Hydrotherapy is safe if it is administered correctly. Several people may react differently to the extent and magnitude of treatment. Some people may have headaches, aches and pains, sleep problems, nausea, chilliness, and faintness. It is important to discuss the physical condition and medical history with the doctor or physical therapist before trying hydrotherapy.
Always tell the doctor if an alternative therapy is already on. It is not safe to forgo conventional medical treatment and rely only on an alternative treatment. Invasive hydrotherapy techniques like enemas, douching, and colonic irrigation is not well accepted by medicinal science because these internal cleansing methods can cause damage to an individual by interfering with the natural balance of the digestive tract.
Hydrotherapy often puts on a risk of allergic reaction known as "contact dermatitis" for some patients using essential herbs and oils in their bath water. Overheating is one of the most common side effects of hydrotherapy, which can be very harmful. This may occur when an individual spends too much time in a hot tub or pool.
What are the post-treatment guidelines?
There is no specific post treatment instruction after undergoing hydrotherapy. Though it should be kept in mind to maintain the patient at ease for a few hours after the treatment. Laborious works should not be undertaken. It should also be borne in mind that the patient is kept warm after the treatment or else there arise chances of catching a cold.
How long does it take to recover?
There is no fixed recovery time for this treatment.
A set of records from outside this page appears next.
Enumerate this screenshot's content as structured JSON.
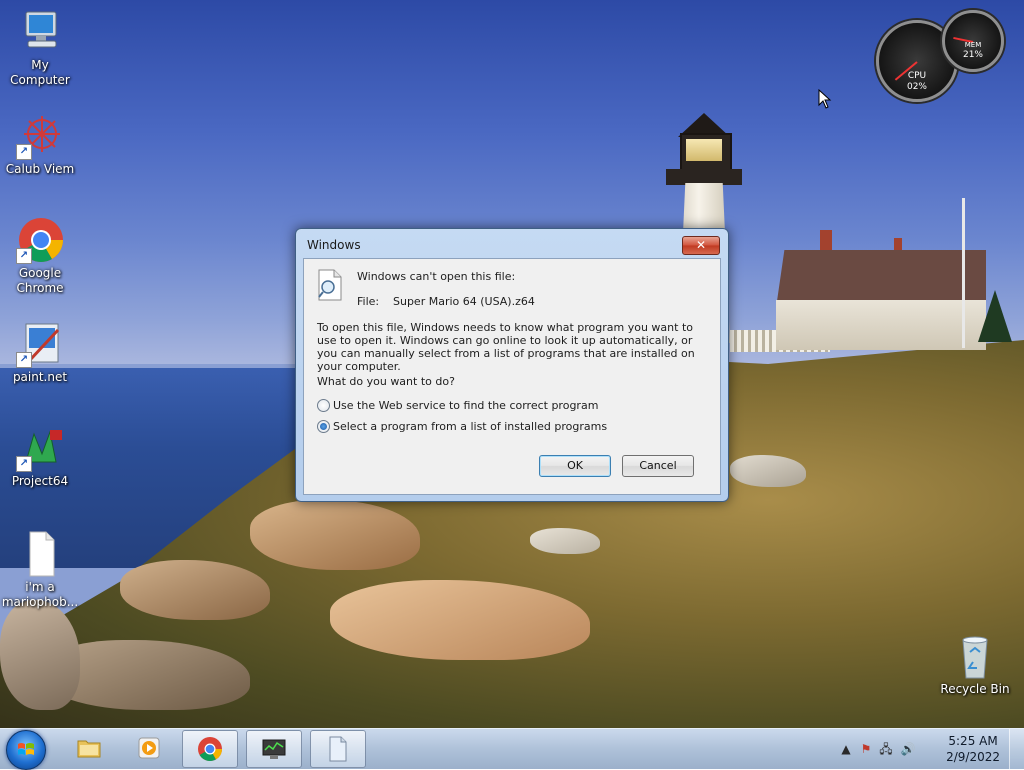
{
  "desktop_icons": [
    {
      "label": "My Computer",
      "icon": "computer-icon"
    },
    {
      "label": "Calub Viem",
      "icon": "snowflake-icon"
    },
    {
      "label": "Google Chrome",
      "icon": "chrome-icon"
    },
    {
      "label": "paint.net",
      "icon": "paintnet-icon"
    },
    {
      "label": "Project64",
      "icon": "project64-icon"
    },
    {
      "label": "i'm a mariophob...",
      "icon": "text-file-icon"
    },
    {
      "label": "Recycle Bin",
      "icon": "recycle-bin-icon"
    }
  ],
  "gadget": {
    "cpu_label": "CPU",
    "cpu_value": "02%",
    "mem_label": "MEM",
    "mem_value": "21%",
    "cpu_fraction": 0.02,
    "mem_fraction": 0.21
  },
  "dialog": {
    "title": "Windows",
    "close_label": "✕",
    "heading": "Windows can't open this file:",
    "file_label": "File:",
    "file_name": "Super Mario 64 (USA).z64",
    "explanation": "To open this file, Windows needs to know what program you want to use to open it. Windows can go online to look it up automatically, or you can manually select from a list of programs that are installed on your computer.",
    "question": "What do you want to do?",
    "options": [
      {
        "label": "Use the Web service to find the correct program",
        "selected": false
      },
      {
        "label": "Select a program from a list of installed programs",
        "selected": true
      }
    ],
    "ok_label": "OK",
    "cancel_label": "Cancel"
  },
  "taskbar": {
    "pinned": [
      {
        "name": "windows-explorer",
        "icon": "folder-icon",
        "active": false
      },
      {
        "name": "media-player",
        "icon": "media-player-icon",
        "active": false
      },
      {
        "name": "chrome",
        "icon": "chrome-icon",
        "active": true
      },
      {
        "name": "monitor",
        "icon": "monitor-icon",
        "active": true
      },
      {
        "name": "file",
        "icon": "blank-file-icon",
        "active": true
      }
    ],
    "time": "5:25 AM",
    "date": "2/9/2022"
  },
  "colors": {
    "accent": "#1a58a5",
    "close_red": "#c03a22",
    "dialog_frame": "#b4cdec"
  }
}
The individual can walk out if he or she feels comfortable in doing so. Though it depends on the practitioner, who accesses the conditions of a severity of the ailments and decides the recovery time.
What is the price of the treatment in India?
The cost of one session Hydrotherapy depends on the severity of the ailment of the patient. The average price of the treatment in India ranges between INR 1000 to INR 10000depending on the case and the organization performing the therapy.
Are the results of the treatment permanent?
The results of hydrotherapy are not permanent as it gives temporary relief from the ailment by increasing the flow of blood. Though prolonged used of hydrotherapy have shown instances of permanent cure in arthritis and asthma.
What are the alternatives to the treatment?
Some common alternatives of hydrotherapy are a Steam bath, Sauna Bath, Spa therapy, Sitz bath, Wet sock treatment, and Hot fomentation.